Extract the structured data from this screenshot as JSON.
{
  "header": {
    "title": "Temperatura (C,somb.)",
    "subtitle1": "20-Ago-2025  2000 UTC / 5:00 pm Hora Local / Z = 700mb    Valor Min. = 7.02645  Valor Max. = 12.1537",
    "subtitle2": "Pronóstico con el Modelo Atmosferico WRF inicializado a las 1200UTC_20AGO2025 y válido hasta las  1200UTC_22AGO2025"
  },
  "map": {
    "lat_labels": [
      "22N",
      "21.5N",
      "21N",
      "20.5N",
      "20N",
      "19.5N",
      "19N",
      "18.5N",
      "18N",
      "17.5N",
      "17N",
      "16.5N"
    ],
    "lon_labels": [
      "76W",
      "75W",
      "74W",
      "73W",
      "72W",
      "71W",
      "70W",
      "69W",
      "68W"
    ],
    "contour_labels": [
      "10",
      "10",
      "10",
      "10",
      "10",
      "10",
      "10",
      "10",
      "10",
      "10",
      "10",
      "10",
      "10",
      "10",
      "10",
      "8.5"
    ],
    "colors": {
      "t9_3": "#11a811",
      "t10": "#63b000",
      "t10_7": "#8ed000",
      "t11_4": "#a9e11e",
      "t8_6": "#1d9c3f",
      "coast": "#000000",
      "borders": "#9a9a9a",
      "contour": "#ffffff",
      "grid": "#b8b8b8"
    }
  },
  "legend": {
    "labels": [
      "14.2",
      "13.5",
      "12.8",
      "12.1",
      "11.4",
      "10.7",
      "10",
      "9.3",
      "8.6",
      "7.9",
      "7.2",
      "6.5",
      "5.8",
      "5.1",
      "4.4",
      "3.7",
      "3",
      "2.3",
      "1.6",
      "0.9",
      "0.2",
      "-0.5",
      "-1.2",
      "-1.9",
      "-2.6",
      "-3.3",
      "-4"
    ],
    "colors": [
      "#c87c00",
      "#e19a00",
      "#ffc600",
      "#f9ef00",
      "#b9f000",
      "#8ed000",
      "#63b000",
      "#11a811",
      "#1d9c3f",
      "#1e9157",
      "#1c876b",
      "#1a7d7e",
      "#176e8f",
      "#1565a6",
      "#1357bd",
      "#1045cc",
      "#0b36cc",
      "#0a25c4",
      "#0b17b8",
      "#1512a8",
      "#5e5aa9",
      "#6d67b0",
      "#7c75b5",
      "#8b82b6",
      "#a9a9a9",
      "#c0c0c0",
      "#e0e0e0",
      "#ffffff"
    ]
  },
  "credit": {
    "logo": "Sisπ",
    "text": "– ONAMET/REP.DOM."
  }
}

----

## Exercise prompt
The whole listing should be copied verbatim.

## Solution to this problem
Extract the structured data from this screenshot as JSON.
{
  "header": {
    "title": "Temperatura (C,somb.)",
    "subtitle1": "20-Ago-2025  2000 UTC / 5:00 pm Hora Local / Z = 700mb    Valor Min. = 7.02645  Valor Max. = 12.1537",
    "subtitle2": "Pronóstico con el Modelo Atmosferico WRF inicializado a las 1200UTC_20AGO2025 y válido hasta las  1200UTC_22AGO2025"
  },
  "map": {
    "lat_labels": [
      "22N",
      "21.5N",
      "21N",
      "20.5N",
      "20N",
      "19.5N",
      "19N",
      "18.5N",
      "18N",
      "17.5N",
      "17N",
      "16.5N"
    ],
    "lon_labels": [
      "76W",
      "75W",
      "74W",
      "73W",
      "72W",
      "71W",
      "70W",
      "69W",
      "68W"
    ],
    "contour_labels": [
      "10",
      "10",
      "10",
      "10",
      "10",
      "10",
      "10",
      "10",
      "10",
      "10",
      "10",
      "10",
      "10",
      "10",
      "10",
      "8.5"
    ],
    "colors": {
      "t9_3": "#11a811",
      "t10": "#63b000",
      "t10_7": "#8ed000",
      "t11_4": "#a9e11e",
      "t8_6": "#1d9c3f",
      "coast": "#000000",
      "borders": "#9a9a9a",
      "contour": "#ffffff",
      "grid": "#b8b8b8"
    }
  },
  "legend": {
    "labels": [
      "14.2",
      "13.5",
      "12.8",
      "12.1",
      "11.4",
      "10.7",
      "10",
      "9.3",
      "8.6",
      "7.9",
      "7.2",
      "6.5",
      "5.8",
      "5.1",
      "4.4",
      "3.7",
      "3",
      "2.3",
      "1.6",
      "0.9",
      "0.2",
      "-0.5",
      "-1.2",
      "-1.9",
      "-2.6",
      "-3.3",
      "-4"
    ],
    "colors": [
      "#c87c00",
      "#e19a00",
      "#ffc600",
      "#f9ef00",
      "#b9f000",
      "#8ed000",
      "#63b000",
      "#11a811",
      "#1d9c3f",
      "#1e9157",
      "#1c876b",
      "#1a7d7e",
      "#176e8f",
      "#1565a6",
      "#1357bd",
      "#1045cc",
      "#0b36cc",
      "#0a25c4",
      "#0b17b8",
      "#1512a8",
      "#5e5aa9",
      "#6d67b0",
      "#7c75b5",
      "#8b82b6",
      "#a9a9a9",
      "#c0c0c0",
      "#e0e0e0",
      "#ffffff"
    ]
  },
  "credit": {
    "logo": "Sisπ",
    "text": "– ONAMET/REP.DOM."
  }
}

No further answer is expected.